§ **WHAT THIS TASK INVOLVES**: In the material below, find each line with the word "image" and list it.

§ **INPUT**:
--- START ---

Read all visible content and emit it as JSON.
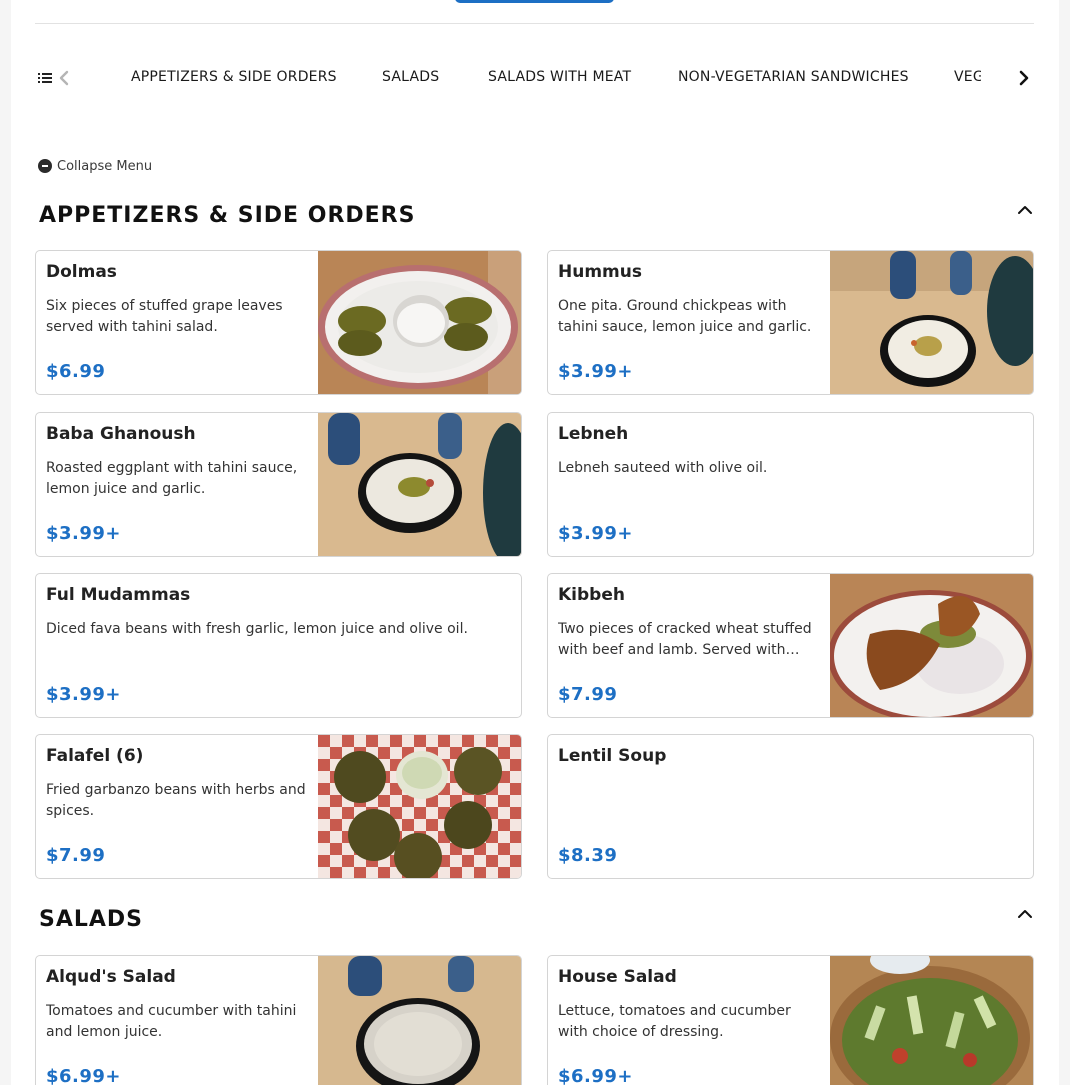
{
  "category_nav": {
    "items": [
      "APPETIZERS & SIDE ORDERS",
      "SALADS",
      "SALADS WITH MEAT",
      "NON-VEGETARIAN SANDWICHES",
      "VEGE"
    ],
    "list_icon": "list-icon",
    "prev_icon": "chevron-left-icon",
    "next_icon": "chevron-right-icon"
  },
  "collapse_menu": {
    "label": "Collapse Menu",
    "icon": "minus-circle-icon"
  },
  "colors": {
    "accent": "#1d6fc4",
    "text": "#1a1a1a",
    "border": "#d4d4d4"
  },
  "sections": [
    {
      "title": "APPETIZERS & SIDE ORDERS",
      "toggle_icon": "chevron-up-icon",
      "items": [
        {
          "name": "Dolmas",
          "description": "Six pieces of stuffed grape leaves served with tahini salad.",
          "price": "$6.99",
          "image": "dolmas-photo"
        },
        {
          "name": "Hummus",
          "description": "One pita. Ground chickpeas with tahini sauce, lemon juice and garlic.",
          "price": "$3.99+",
          "image": "hummus-photo"
        },
        {
          "name": "Baba Ghanoush",
          "description": "Roasted eggplant with tahini sauce, lemon juice and garlic.",
          "price": "$3.99+",
          "image": "baba-ghanoush-photo"
        },
        {
          "name": "Lebneh",
          "description": "Lebneh sauteed with olive oil.",
          "price": "$3.99+"
        },
        {
          "name": "Ful Mudammas",
          "description": "Diced fava beans with fresh garlic, lemon juice and olive oil.",
          "price": "$3.99+"
        },
        {
          "name": "Kibbeh",
          "description": "Two pieces of cracked wheat stuffed with beef and lamb. Served with…",
          "price": "$7.99",
          "image": "kibbeh-photo"
        },
        {
          "name": "Falafel (6)",
          "description": "Fried garbanzo beans with herbs and spices.",
          "price": "$7.99",
          "image": "falafel-photo"
        },
        {
          "name": "Lentil Soup",
          "description": "",
          "price": "$8.39"
        }
      ]
    },
    {
      "title": "SALADS",
      "toggle_icon": "chevron-up-icon",
      "items": [
        {
          "name": "Alqud's Salad",
          "description": "Tomatoes and cucumber with tahini and lemon juice.",
          "price": "$6.99+",
          "image": "alquds-salad-photo"
        },
        {
          "name": "House Salad",
          "description": "Lettuce, tomatoes and cucumber with choice of dressing.",
          "price": "$6.99+",
          "image": "house-salad-photo"
        }
      ]
    }
  ]
}
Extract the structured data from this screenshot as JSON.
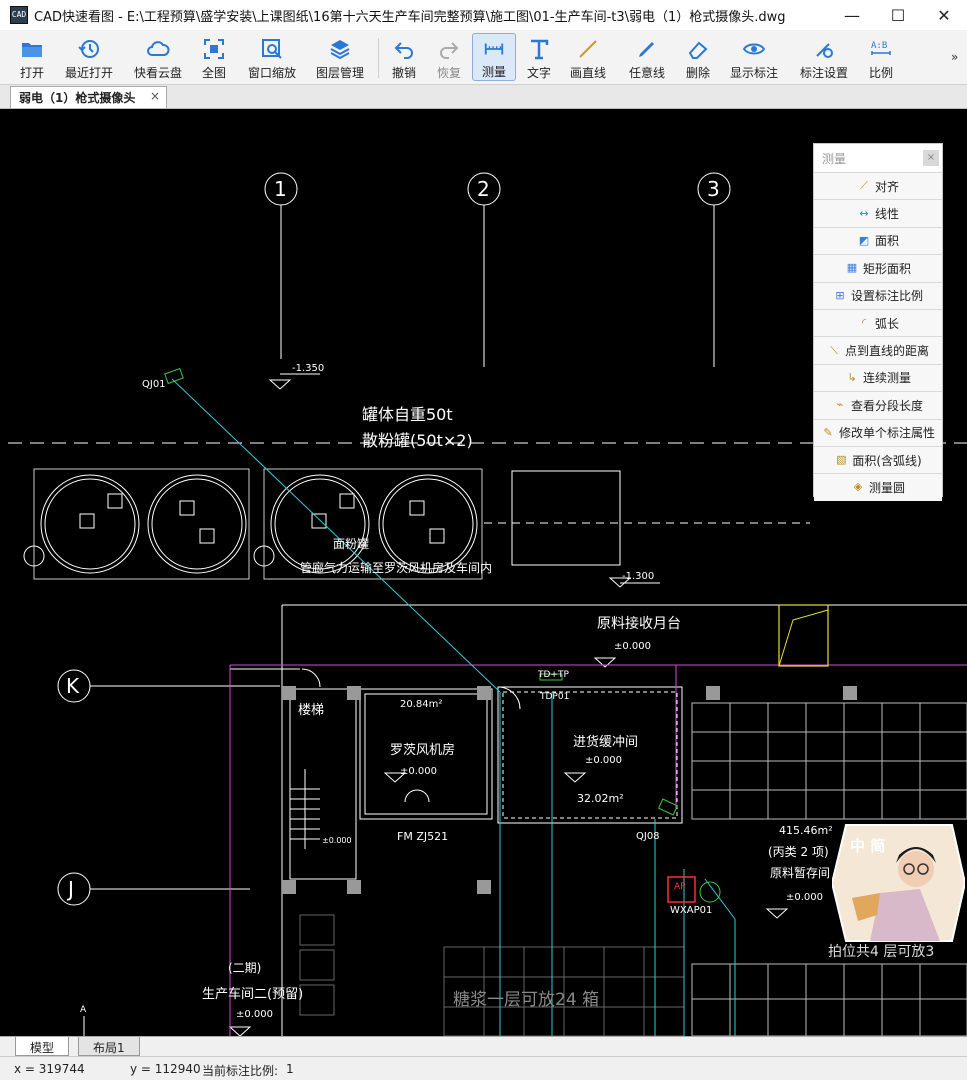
{
  "window": {
    "logo_text": "CAD",
    "title": "CAD快速看图 - E:\\工程预算\\盛学安装\\上课图纸\\16第十六天生产车间完整预算\\施工图\\01-生产车间-t3\\弱电（1）枪式摄像头.dwg",
    "minimize": "—",
    "maximize": "☐",
    "close": "✕"
  },
  "toolbar": {
    "open": "打开",
    "recent": "最近打开",
    "cloud": "快看云盘",
    "fit": "全图",
    "window_zoom": "窗口缩放",
    "layers": "图层管理",
    "undo": "撤销",
    "redo": "恢复",
    "measure": "测量",
    "text": "文字",
    "line": "画直线",
    "freehand": "任意线",
    "delete": "删除",
    "show_dims": "显示标注",
    "dim_settings": "标注设置",
    "scale": "比例",
    "more": "»"
  },
  "tab": {
    "label": "弱电（1）枪式摄像头",
    "close": "×"
  },
  "measure_panel": {
    "title": "测量",
    "close": "×",
    "items": [
      "对齐",
      "线性",
      "面积",
      "矩形面积",
      "设置标注比例",
      "弧长",
      "点到直线的距离",
      "连续测量",
      "查看分段长度",
      "修改单个标注属性",
      "面积(含弧线)",
      "测量圆"
    ]
  },
  "drawing": {
    "grid_axes": [
      "1",
      "2",
      "3",
      "K",
      "J"
    ],
    "texts": {
      "elev_1350": "-1.350",
      "cam1": "QJ01",
      "tank_weight": "罐体自重50t",
      "tank_name": "散粉罐(50t×2)",
      "flour_tank": "面粉罐",
      "pipe_note": "管廊气力运输至罗茨风机房及车间内",
      "elev_1300": "-1.300",
      "platform": "原料接收月台",
      "elev_platform": "±0.000",
      "td": "TD+TP",
      "tdp": "TDP01",
      "stair": "楼梯",
      "area_20": "20.84m²",
      "roots": "罗茨风机房",
      "elev_roots": "±0.000",
      "buffer": "进货缓冲间",
      "elev_buffer": "±0.000",
      "area_32": "32.02m²",
      "fm": "FM  ZJ521",
      "cam8": "QJ08",
      "area_415": "415.46m²",
      "class_c": "(丙类 2 项)",
      "raw_storage": "原料暂存间",
      "elev_storage": "±0.000",
      "ap": "AP",
      "wxap": "WXAP01",
      "pallet": "拍位共4 层可放3",
      "phase2": "(二期)",
      "workshop2": "生产车间二(预留)",
      "elev_ws": "±0.000",
      "stair_elev": "±0.000",
      "sugar": "糖浆一层可放24 箱",
      "north": "A"
    }
  },
  "avatar": {
    "label": "中 简"
  },
  "layout_tabs": {
    "model": "模型",
    "layout1": "布局1"
  },
  "status": {
    "x": "x = 319744",
    "y": "y = 112940",
    "scale_label": "当前标注比例:",
    "scale_value": "1"
  }
}
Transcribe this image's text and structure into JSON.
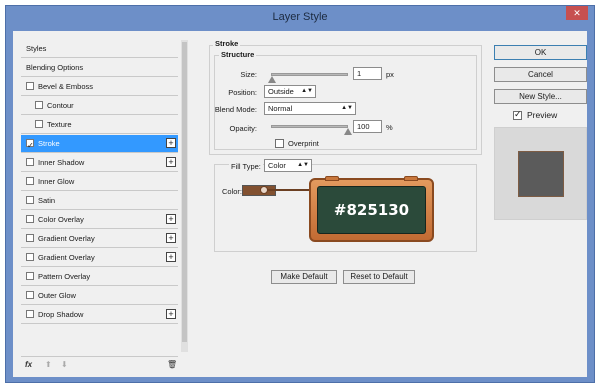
{
  "window": {
    "title": "Layer Style",
    "close_glyph": "✕"
  },
  "sidebar": {
    "items": [
      {
        "label": "Styles",
        "checkbox": false,
        "checked": false,
        "plus": false,
        "indent": false,
        "selected": false
      },
      {
        "label": "Blending Options",
        "checkbox": false,
        "checked": false,
        "plus": false,
        "indent": false,
        "selected": false
      },
      {
        "label": "Bevel & Emboss",
        "checkbox": true,
        "checked": false,
        "plus": false,
        "indent": false,
        "selected": false
      },
      {
        "label": "Contour",
        "checkbox": true,
        "checked": false,
        "plus": false,
        "indent": true,
        "selected": false
      },
      {
        "label": "Texture",
        "checkbox": true,
        "checked": false,
        "plus": false,
        "indent": true,
        "selected": false
      },
      {
        "label": "Stroke",
        "checkbox": true,
        "checked": true,
        "plus": true,
        "indent": false,
        "selected": true
      },
      {
        "label": "Inner Shadow",
        "checkbox": true,
        "checked": false,
        "plus": true,
        "indent": false,
        "selected": false
      },
      {
        "label": "Inner Glow",
        "checkbox": true,
        "checked": false,
        "plus": false,
        "indent": false,
        "selected": false
      },
      {
        "label": "Satin",
        "checkbox": true,
        "checked": false,
        "plus": false,
        "indent": false,
        "selected": false
      },
      {
        "label": "Color Overlay",
        "checkbox": true,
        "checked": false,
        "plus": true,
        "indent": false,
        "selected": false
      },
      {
        "label": "Gradient Overlay",
        "checkbox": true,
        "checked": false,
        "plus": true,
        "indent": false,
        "selected": false
      },
      {
        "label": "Gradient Overlay",
        "checkbox": true,
        "checked": false,
        "plus": true,
        "indent": false,
        "selected": false
      },
      {
        "label": "Pattern Overlay",
        "checkbox": true,
        "checked": false,
        "plus": false,
        "indent": false,
        "selected": false
      },
      {
        "label": "Outer Glow",
        "checkbox": true,
        "checked": false,
        "plus": false,
        "indent": false,
        "selected": false
      },
      {
        "label": "Drop Shadow",
        "checkbox": true,
        "checked": false,
        "plus": true,
        "indent": false,
        "selected": false
      }
    ],
    "toolbar": {
      "fx_label": "fx",
      "up_glyph": "⬆",
      "down_glyph": "⬇",
      "trash_glyph": "🗑"
    }
  },
  "stroke": {
    "group_title": "Stroke",
    "structure_title": "Structure",
    "size_label": "Size:",
    "size_value": "1",
    "size_unit": "px",
    "position_label": "Position:",
    "position_value": "Outside",
    "blend_label": "Blend Mode:",
    "blend_value": "Normal",
    "opacity_label": "Opacity:",
    "opacity_value": "100",
    "opacity_unit": "%",
    "overprint_label": "Overprint",
    "filltype_label": "Fill Type:",
    "filltype_value": "Color",
    "color_label": "Color:",
    "color_hex": "#825130",
    "badge_text": "#825130",
    "make_default": "Make Default",
    "reset_default": "Reset to Default"
  },
  "actions": {
    "ok": "OK",
    "cancel": "Cancel",
    "new_style": "New Style...",
    "preview_label": "Preview",
    "preview_checked": true
  },
  "colors": {
    "selected_row": "#3399ff",
    "titlebar": "#6d8fc8",
    "stroke_color": "#825130"
  }
}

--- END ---

§ **RESULT OF THE TASK**:
          "image": "dolmas-photo"
          "image": "hummus-photo"
          "image": "baba-ghanoush-photo"
          "image": "kibbeh-photo"
          "image": "falafel-photo"
          "image": "alquds-salad-photo"
          "image": "house-salad-photo"
Transcribe this image's text and structure into JSON.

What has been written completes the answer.